*** Data for processing ***

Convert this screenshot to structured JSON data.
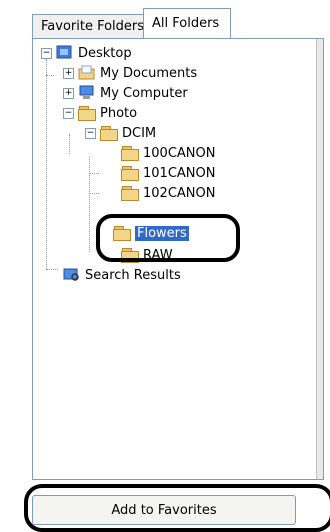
{
  "tabs": {
    "favorite": "Favorite Folders",
    "all": "All Folders"
  },
  "tree": {
    "desktop": "Desktop",
    "my_documents": "My Documents",
    "my_computer": "My Computer",
    "photo": "Photo",
    "dcim": "DCIM",
    "c100": "100CANON",
    "c101": "101CANON",
    "c102": "102CANON",
    "flowers": "Flowers",
    "raw": "RAW",
    "search_results": "Search Results"
  },
  "buttons": {
    "add_to_favorites": "Add to Favorites"
  },
  "colors": {
    "selection": "#316ac5",
    "border": "#7f9db9"
  }
}
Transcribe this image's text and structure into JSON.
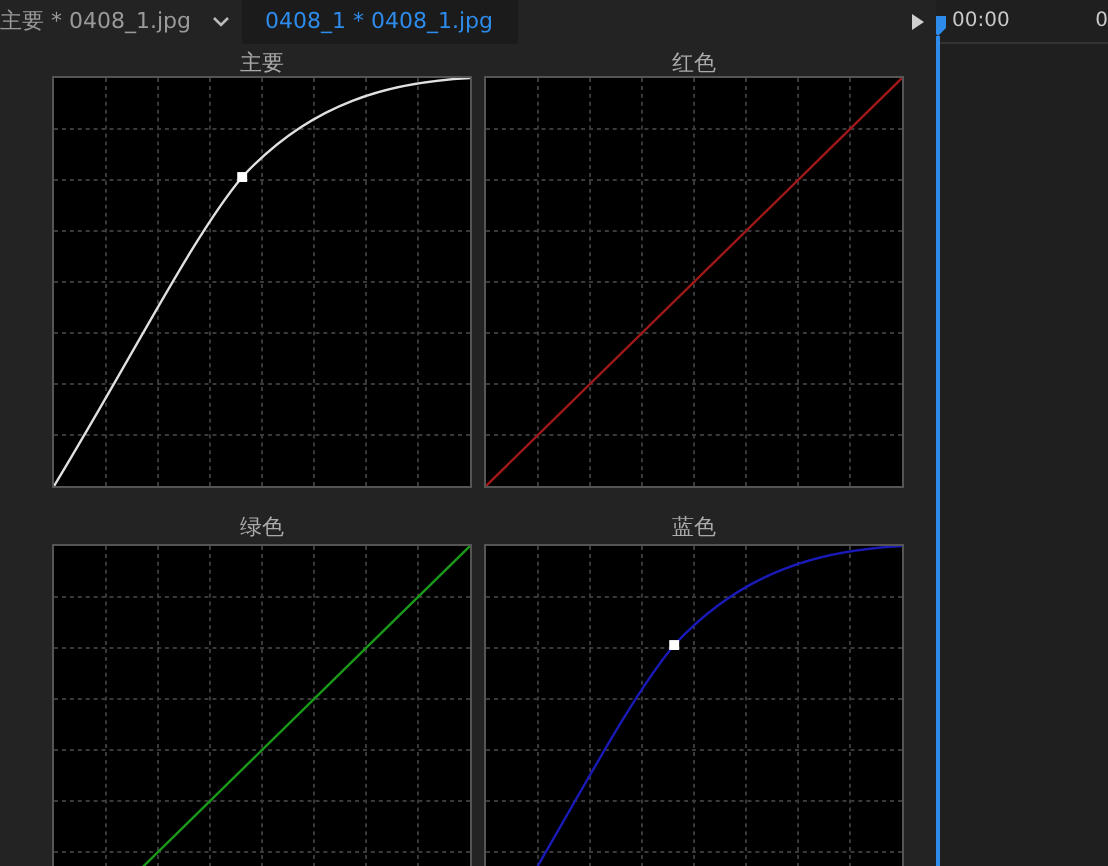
{
  "tabs": [
    {
      "label": "主要 * 0408_1.jpg",
      "selected": false
    },
    {
      "label": "0408_1 * 0408_1.jpg",
      "selected": true
    }
  ],
  "timeline": {
    "timecode": "00:00",
    "timecode_2": "0"
  },
  "curve_panels": [
    {
      "title": "主要",
      "kind": "bent",
      "color": "#e0e0e0"
    },
    {
      "title": "红色",
      "kind": "straight",
      "color": "#a01818"
    },
    {
      "title": "绿色",
      "kind": "straight",
      "color": "#1a9a1a"
    },
    {
      "title": "蓝色",
      "kind": "bent",
      "color": "#1a1ab8"
    }
  ]
}
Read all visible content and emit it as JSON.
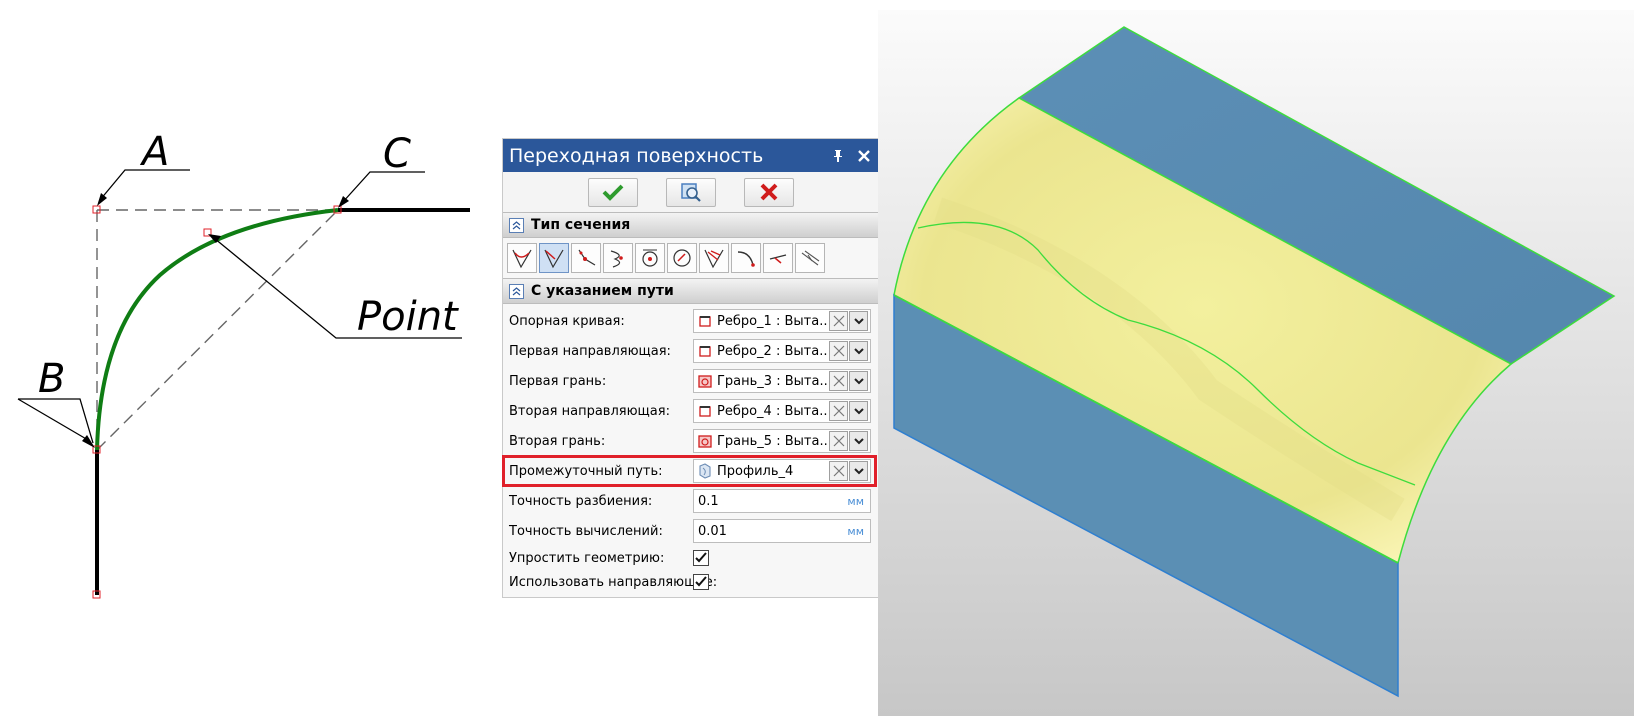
{
  "sketch": {
    "labels": {
      "a": "A",
      "b": "B",
      "c": "C",
      "point": "Point"
    }
  },
  "dialog": {
    "title": "Переходная поверхность",
    "pin_icon": "pin-icon",
    "close_icon": "close-icon",
    "actions": [
      {
        "name": "ok-button",
        "icon": "checkmark-icon",
        "color": "#2e9b2e"
      },
      {
        "name": "preview-button",
        "icon": "preview-icon",
        "color": "#4a7fc0"
      },
      {
        "name": "cancel-button",
        "icon": "cross-icon",
        "color": "#d01c1c"
      }
    ],
    "section_type": "Тип сечения",
    "section_path": "С указанием пути",
    "section_types_selected": 1,
    "fields": [
      {
        "label": "Опорная кривая:",
        "value": "Ребро_1 : Выта...",
        "icon": "edge-icon"
      },
      {
        "label": "Первая направляющая:",
        "value": "Ребро_2 : Выта...",
        "icon": "edge-icon"
      },
      {
        "label": "Первая грань:",
        "value": "Грань_3 : Выта...",
        "icon": "face-icon"
      },
      {
        "label": "Вторая направляющая:",
        "value": "Ребро_4 : Выта...",
        "icon": "edge-icon"
      },
      {
        "label": "Вторая грань:",
        "value": "Грань_5 : Выта...",
        "icon": "face-icon"
      },
      {
        "label": "Промежуточный путь:",
        "value": "Профиль_4",
        "icon": "profile-icon"
      }
    ],
    "split_accuracy": {
      "label": "Точность разбиения:",
      "value": "0.1",
      "unit": "мм"
    },
    "calc_accuracy": {
      "label": "Точность вычислений:",
      "value": "0.01",
      "unit": "мм"
    },
    "simplify": {
      "label": "Упростить геометрию:",
      "checked": true
    },
    "use_guides": {
      "label": "Использовать направляющие:",
      "checked": true
    }
  },
  "colors": {
    "titlebar": "#2b579a",
    "highlight": "#e0202a",
    "surface_yellow": "#f2ee9c",
    "faces_blue": "#5b8fb4",
    "edge_green": "#3ddc3d",
    "arc_green": "#0f7d14"
  }
}
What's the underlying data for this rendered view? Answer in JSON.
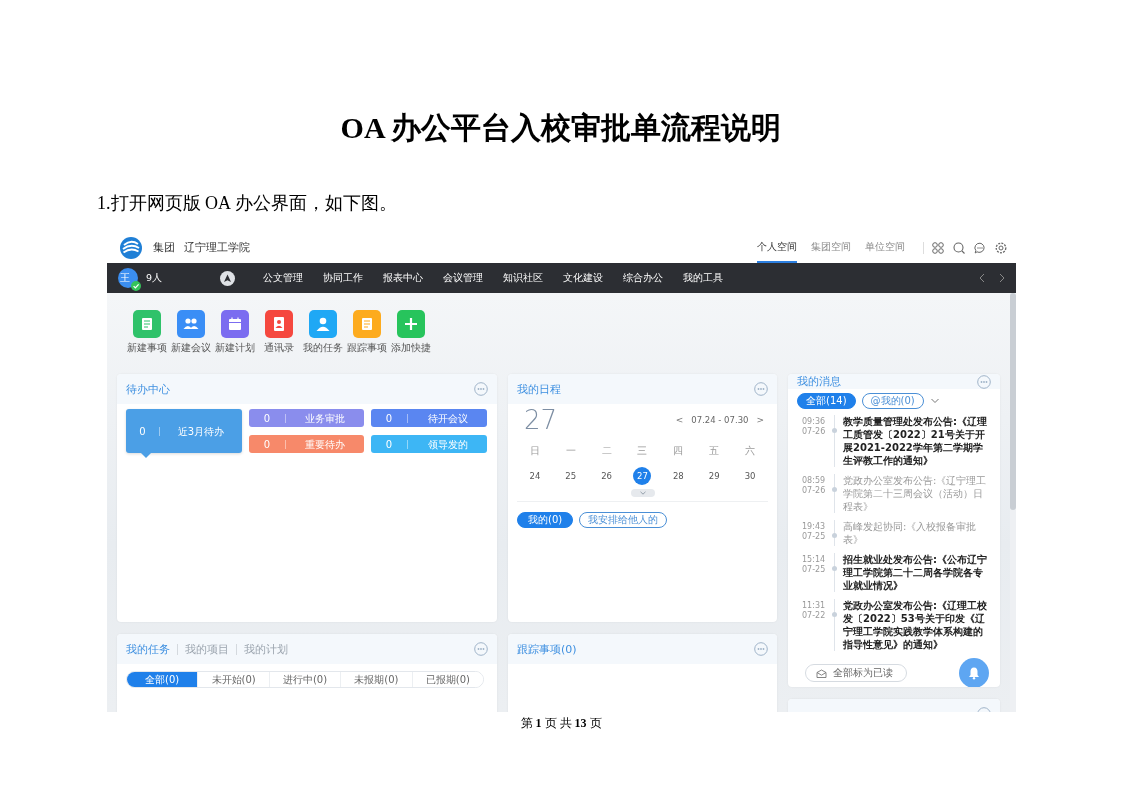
{
  "document": {
    "title": "OA 办公平台入校审批单流程说明",
    "step": "1.打开网页版 OA 办公界面，如下图。",
    "footer": "第 **1** 页 共 **13** 页"
  },
  "screen": {
    "header": {
      "org": "集团",
      "school": "辽宁理工学院",
      "spaces": [
        {
          "label": "个人空间",
          "selected": true
        },
        {
          "label": "集团空间",
          "selected": false
        },
        {
          "label": "单位空间",
          "selected": false
        }
      ]
    },
    "nav": {
      "avatar": "王",
      "online": true,
      "count": "9人",
      "items": [
        "公文管理",
        "协同工作",
        "报表中心",
        "会议管理",
        "知识社区",
        "文化建设",
        "综合办公",
        "我的工具"
      ]
    },
    "quick_actions": [
      {
        "label": "新建事项",
        "color": "#2fc26a"
      },
      {
        "label": "新建会议",
        "color": "#3a8ef6"
      },
      {
        "label": "新建计划",
        "color": "#7b6cf0"
      },
      {
        "label": "通讯录",
        "color": "#f5483f"
      },
      {
        "label": "我的任务",
        "color": "#1fa8f5"
      },
      {
        "label": "跟踪事项",
        "color": "#fdab1e"
      },
      {
        "label": "添加快捷",
        "color": "#27c45c"
      }
    ],
    "todo": {
      "title": "待办中心",
      "tiles": [
        {
          "count": "0",
          "label": "近3月待办",
          "color": "#4b9fe6",
          "selected": true
        },
        {
          "count": "0",
          "label": "业务审批",
          "color": "#8a8ded",
          "selected": false
        },
        {
          "count": "0",
          "label": "待开会议",
          "color": "#5a86f1",
          "selected": false
        },
        {
          "count": "0",
          "label": "重要待办",
          "color": "#f7896a",
          "selected": false
        },
        {
          "count": "0",
          "label": "领导发的",
          "color": "#3db6f5",
          "selected": false
        }
      ]
    },
    "calendar": {
      "title": "我的日程",
      "today": "27",
      "range": "07.24 - 07.30",
      "prev": "<",
      "next": ">",
      "weekdays": [
        "日",
        "一",
        "二",
        "三",
        "四",
        "五",
        "六"
      ],
      "days": [
        {
          "label": "24",
          "selected": false
        },
        {
          "label": "25",
          "selected": false
        },
        {
          "label": "26",
          "selected": false
        },
        {
          "label": "27",
          "selected": true
        },
        {
          "label": "28",
          "selected": false
        },
        {
          "label": "29",
          "selected": false
        },
        {
          "label": "30",
          "selected": false
        }
      ],
      "filters": [
        {
          "label": "我的(0)",
          "selected": true
        },
        {
          "label": "我安排给他人的",
          "selected": false
        }
      ]
    },
    "messages": {
      "title": "我的消息",
      "filters": [
        {
          "label": "全部(14)",
          "selected": true
        },
        {
          "label": "@我的(0)",
          "selected": false
        }
      ],
      "items": [
        {
          "time": "09:36",
          "date": "07-26",
          "text": "教学质量管理处发布公告:《辽理工质管发〔2022〕21号关于开展2021-2022学年第二学期学生评教工作的通知》",
          "read": false
        },
        {
          "time": "08:59",
          "date": "07-26",
          "text": "党政办公室发布公告:《辽宁理工学院第二十三周会议（活动）日程表》",
          "read": true
        },
        {
          "time": "19:43",
          "date": "07-25",
          "text": "高峰发起协同:《入校报备审批表》",
          "read": true
        },
        {
          "time": "15:14",
          "date": "07-25",
          "text": "招生就业处发布公告:《公布辽宁理工学院第二十二周各学院各专业就业情况》",
          "read": false
        },
        {
          "time": "11:31",
          "date": "07-22",
          "text": "党政办公室发布公告:《辽理工校发〔2022〕53号关于印发《辽宁理工学院实践教学体系构建的指导性意见》的通知》",
          "read": false
        }
      ],
      "mark_all": "全部标为已读"
    },
    "tasks": {
      "tabs": [
        {
          "label": "我的任务",
          "selected": true
        },
        {
          "label": "我的项目",
          "selected": false
        },
        {
          "label": "我的计划",
          "selected": false
        }
      ],
      "filters": [
        {
          "label": "全部(0)",
          "selected": true
        },
        {
          "label": "未开始(0)",
          "selected": false
        },
        {
          "label": "进行中(0)",
          "selected": false
        },
        {
          "label": "未报期(0)",
          "selected": false
        },
        {
          "label": "已报期(0)",
          "selected": false
        }
      ]
    },
    "tracking": {
      "title": "跟踪事项(0)"
    }
  }
}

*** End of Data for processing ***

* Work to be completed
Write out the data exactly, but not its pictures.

* Result of this exercise
Convert this screenshot to structured JSON data.
{
  "tabs": {
    "favorite": "Favorite Folders",
    "all": "All Folders"
  },
  "tree": {
    "desktop": "Desktop",
    "my_documents": "My Documents",
    "my_computer": "My Computer",
    "photo": "Photo",
    "dcim": "DCIM",
    "c100": "100CANON",
    "c101": "101CANON",
    "c102": "102CANON",
    "flowers": "Flowers",
    "raw": "RAW",
    "search_results": "Search Results"
  },
  "buttons": {
    "add_to_favorites": "Add to Favorites"
  },
  "colors": {
    "selection": "#316ac5",
    "border": "#7f9db9"
  }
}
Transcribe this image's text and structure into JSON.
{
  "tabs": [
    {
      "label": "主要 * 0408_1.jpg",
      "selected": false
    },
    {
      "label": "0408_1 * 0408_1.jpg",
      "selected": true
    }
  ],
  "timeline": {
    "timecode": "00:00",
    "timecode_2": "0"
  },
  "curve_panels": [
    {
      "title": "主要",
      "kind": "bent",
      "color": "#e0e0e0"
    },
    {
      "title": "红色",
      "kind": "straight",
      "color": "#a01818"
    },
    {
      "title": "绿色",
      "kind": "straight",
      "color": "#1a9a1a"
    },
    {
      "title": "蓝色",
      "kind": "bent",
      "color": "#1a1ab8"
    }
  ]
}
Read all visible content and emit it as JSON.
{
  "sketch": {
    "labels": {
      "a": "A",
      "b": "B",
      "c": "C",
      "point": "Point"
    }
  },
  "dialog": {
    "title": "Переходная поверхность",
    "pin_icon": "pin-icon",
    "close_icon": "close-icon",
    "actions": [
      {
        "name": "ok-button",
        "icon": "checkmark-icon",
        "color": "#2e9b2e"
      },
      {
        "name": "preview-button",
        "icon": "preview-icon",
        "color": "#4a7fc0"
      },
      {
        "name": "cancel-button",
        "icon": "cross-icon",
        "color": "#d01c1c"
      }
    ],
    "section_type": "Тип сечения",
    "section_path": "С указанием пути",
    "section_types_selected": 1,
    "fields": [
      {
        "label": "Опорная кривая:",
        "value": "Ребро_1 : Выта...",
        "icon": "edge-icon"
      },
      {
        "label": "Первая направляющая:",
        "value": "Ребро_2 : Выта...",
        "icon": "edge-icon"
      },
      {
        "label": "Первая грань:",
        "value": "Грань_3 : Выта...",
        "icon": "face-icon"
      },
      {
        "label": "Вторая направляющая:",
        "value": "Ребро_4 : Выта...",
        "icon": "edge-icon"
      },
      {
        "label": "Вторая грань:",
        "value": "Грань_5 : Выта...",
        "icon": "face-icon"
      },
      {
        "label": "Промежуточный путь:",
        "value": "Профиль_4",
        "icon": "profile-icon"
      }
    ],
    "split_accuracy": {
      "label": "Точность разбиения:",
      "value": "0.1",
      "unit": "мм"
    },
    "calc_accuracy": {
      "label": "Точность вычислений:",
      "value": "0.01",
      "unit": "мм"
    },
    "simplify": {
      "label": "Упростить геометрию:",
      "checked": true
    },
    "use_guides": {
      "label": "Использовать направляющие:",
      "checked": true
    }
  },
  "colors": {
    "titlebar": "#2b579a",
    "highlight": "#e0202a",
    "surface_yellow": "#f2ee9c",
    "faces_blue": "#5b8fb4",
    "edge_green": "#3ddc3d",
    "arc_green": "#0f7d14"
  }
}
What's the underlying data for this rendered view? Answer in JSON.
{
  "document": {
    "title": "OA 办公平台入校审批单流程说明",
    "step": "1.打开网页版 OA 办公界面，如下图。",
    "footer": "第 **1** 页 共 **13** 页"
  },
  "screen": {
    "header": {
      "org": "集团",
      "school": "辽宁理工学院",
      "spaces": [
        {
          "label": "个人空间",
          "selected": true
        },
        {
          "label": "集团空间",
          "selected": false
        },
        {
          "label": "单位空间",
          "selected": false
        }
      ]
    },
    "nav": {
      "avatar": "王",
      "online": true,
      "count": "9人",
      "items": [
        "公文管理",
        "协同工作",
        "报表中心",
        "会议管理",
        "知识社区",
        "文化建设",
        "综合办公",
        "我的工具"
      ]
    },
    "quick_actions": [
      {
        "label": "新建事项",
        "color": "#2fc26a"
      },
      {
        "label": "新建会议",
        "color": "#3a8ef6"
      },
      {
        "label": "新建计划",
        "color": "#7b6cf0"
      },
      {
        "label": "通讯录",
        "color": "#f5483f"
      },
      {
        "label": "我的任务",
        "color": "#1fa8f5"
      },
      {
        "label": "跟踪事项",
        "color": "#fdab1e"
      },
      {
        "label": "添加快捷",
        "color": "#27c45c"
      }
    ],
    "todo": {
      "title": "待办中心",
      "tiles": [
        {
          "count": "0",
          "label": "近3月待办",
          "color": "#4b9fe6",
          "selected": true
        },
        {
          "count": "0",
          "label": "业务审批",
          "color": "#8a8ded",
          "selected": false
        },
        {
          "count": "0",
          "label": "待开会议",
          "color": "#5a86f1",
          "selected": false
        },
        {
          "count": "0",
          "label": "重要待办",
          "color": "#f7896a",
          "selected": false
        },
        {
          "count": "0",
          "label": "领导发的",
          "color": "#3db6f5",
          "selected": false
        }
      ]
    },
    "calendar": {
      "title": "我的日程",
      "today": "27",
      "range": "07.24 - 07.30",
      "prev": "<",
      "next": ">",
      "weekdays": [
        "日",
        "一",
        "二",
        "三",
        "四",
        "五",
        "六"
      ],
      "days": [
        {
          "label": "24",
          "selected": false
        },
        {
          "label": "25",
          "selected": false
        },
        {
          "label": "26",
          "selected": false
        },
        {
          "label": "27",
          "selected": true
        },
        {
          "label": "28",
          "selected": false
        },
        {
          "label": "29",
          "selected": false
        },
        {
          "label": "30",
          "selected": false
        }
      ],
      "filters": [
        {
          "label": "我的(0)",
          "selected": true
        },
        {
          "label": "我安排给他人的",
          "selected": false
        }
      ]
    },
    "messages": {
      "title": "我的消息",
      "filters": [
        {
          "label": "全部(14)",
          "selected": true
        },
        {
          "label": "@我的(0)",
          "selected": false
        }
      ],
      "items": [
        {
          "time": "09:36",
          "date": "07-26",
          "text": "教学质量管理处发布公告:《辽理工质管发〔2022〕21号关于开展2021-2022学年第二学期学生评教工作的通知》",
          "read": false
        },
        {
          "time": "08:59",
          "date": "07-26",
          "text": "党政办公室发布公告:《辽宁理工学院第二十三周会议（活动）日程表》",
          "read": true
        },
        {
          "time": "19:43",
          "date": "07-25",
          "text": "高峰发起协同:《入校报备审批表》",
          "read": true
        },
        {
          "time": "15:14",
          "date": "07-25",
          "text": "招生就业处发布公告:《公布辽宁理工学院第二十二周各学院各专业就业情况》",
          "read": false
        },
        {
          "time": "11:31",
          "date": "07-22",
          "text": "党政办公室发布公告:《辽理工校发〔2022〕53号关于印发《辽宁理工学院实践教学体系构建的指导性意见》的通知》",
          "read": false
        }
      ],
      "mark_all": "全部标为已读"
    },
    "tasks": {
      "tabs": [
        {
          "label": "我的任务",
          "selected": true
        },
        {
          "label": "我的项目",
          "selected": false
        },
        {
          "label": "我的计划",
          "selected": false
        }
      ],
      "filters": [
        {
          "label": "全部(0)",
          "selected": true
        },
        {
          "label": "未开始(0)",
          "selected": false
        },
        {
          "label": "进行中(0)",
          "selected": false
        },
        {
          "label": "未报期(0)",
          "selected": false
        },
        {
          "label": "已报期(0)",
          "selected": false
        }
      ]
    },
    "tracking": {
      "title": "跟踪事项(0)"
    }
  }
}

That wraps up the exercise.